And about hour 3 it started to sprinkle. Then it started to rain. Then it started to pour. Unloading stuff in the rain is no fun. Between the breaks in the rain, blankets, and plastic coverings we managed to get everything in the house around mid-afternoon. We said goodbye to our movers and began the never-ending task of unpacking.

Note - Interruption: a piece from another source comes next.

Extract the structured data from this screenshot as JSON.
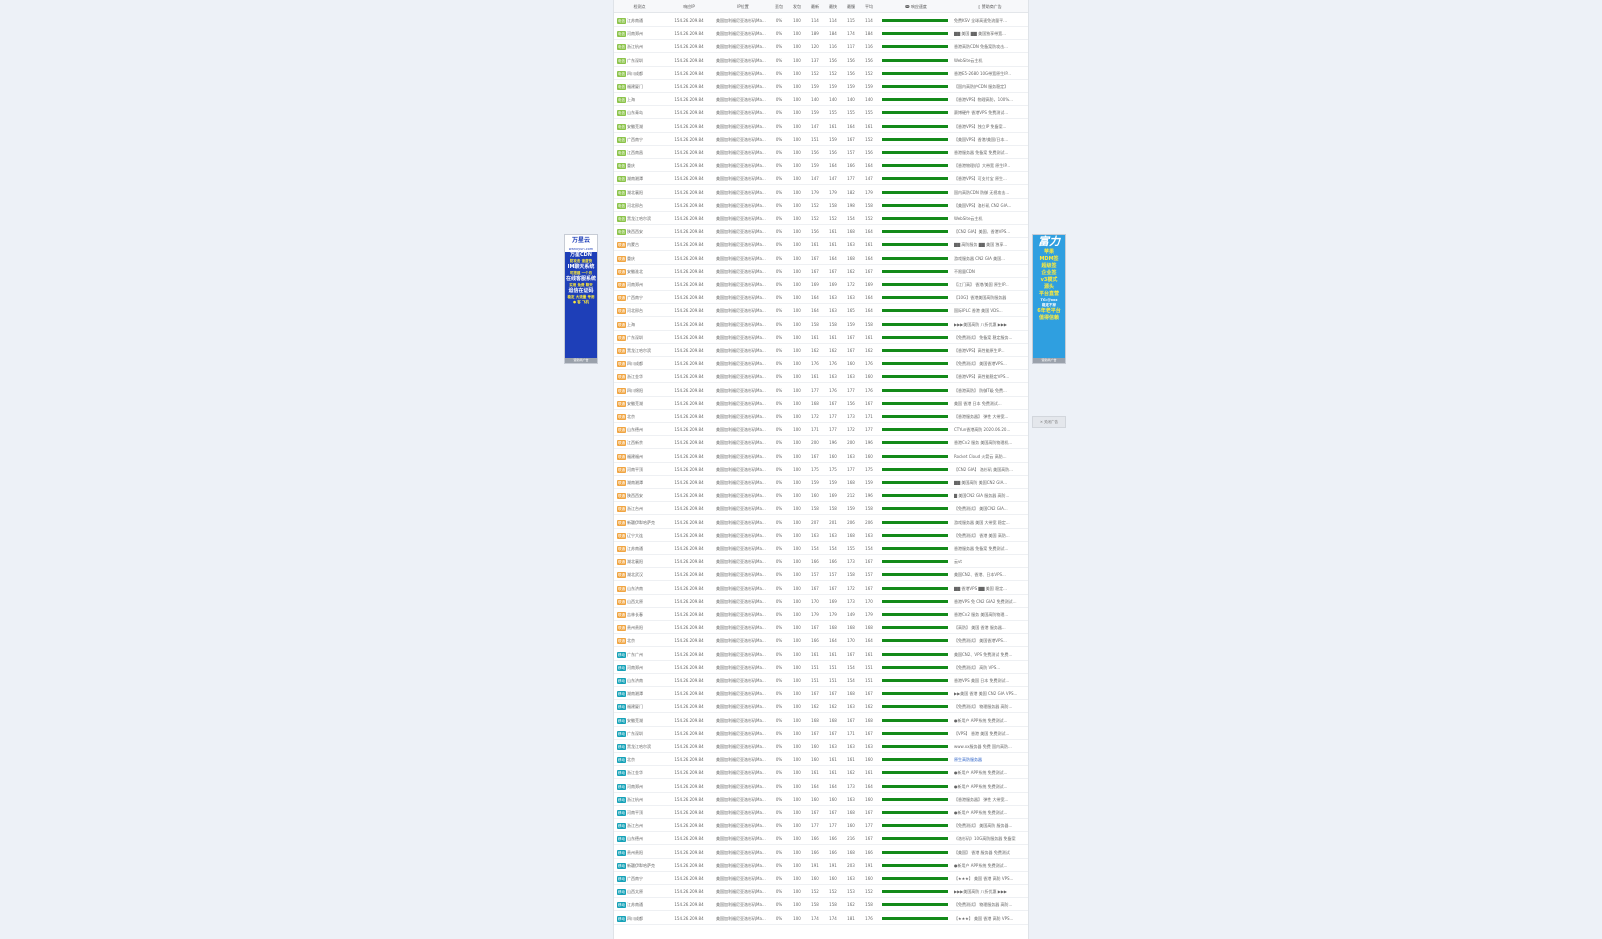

Before the move I called Comcast Cable to have our service (with internet) moved to the new address. But they couldn't find the address in their system. Since it is a new neighborhood they weren't sure if they could even give me service. The lady said she would put in a request for a survey. That was almost two weeks before the move. Even after we moved in Comcast was not able to tell me if I was worthy enough to be their customer. This forced me to use AT&T DSL for an internet connection as I can't be without that for very long. But for the television service we waited, just in case Comcast made up their collective mind.

On Tuesday we got our telephone and DSL internet connection. But the DSL didn't work. Investigation on the part of the folks at AT&T revealed that the installer did it wrong. So someone came back out Wednesday to reinstall the DSL line. By Wednesday evening I had internet working and fully functional.

By Friday I was sick of waiting for Comcast to grow a brain, so I called DirecTV. They are coming out Wednesday (tomorrow) to install a dish for me. It is not my first choice, and it requires a 2 year commitment. But I have a house full of TV addicts and they must be appeased.

In a week we (my wife, mostly) unpacked everything on the main floor and upstairs. All that remains is the basement toys and workroom. Besides rediscovering all of our belongings, we now have a very tall pile of cardboard boxes and a growing mound of trash. The amount of newsprint used to pack our stuff was enough to support a small newspaper for a year. I couldn't see just throwing it out so I made several trips to a nearby recycling bin to dispose of it all.

But with so many other things demanding my time, I still haven't put up towel racks and mirrors. That is today's assignment.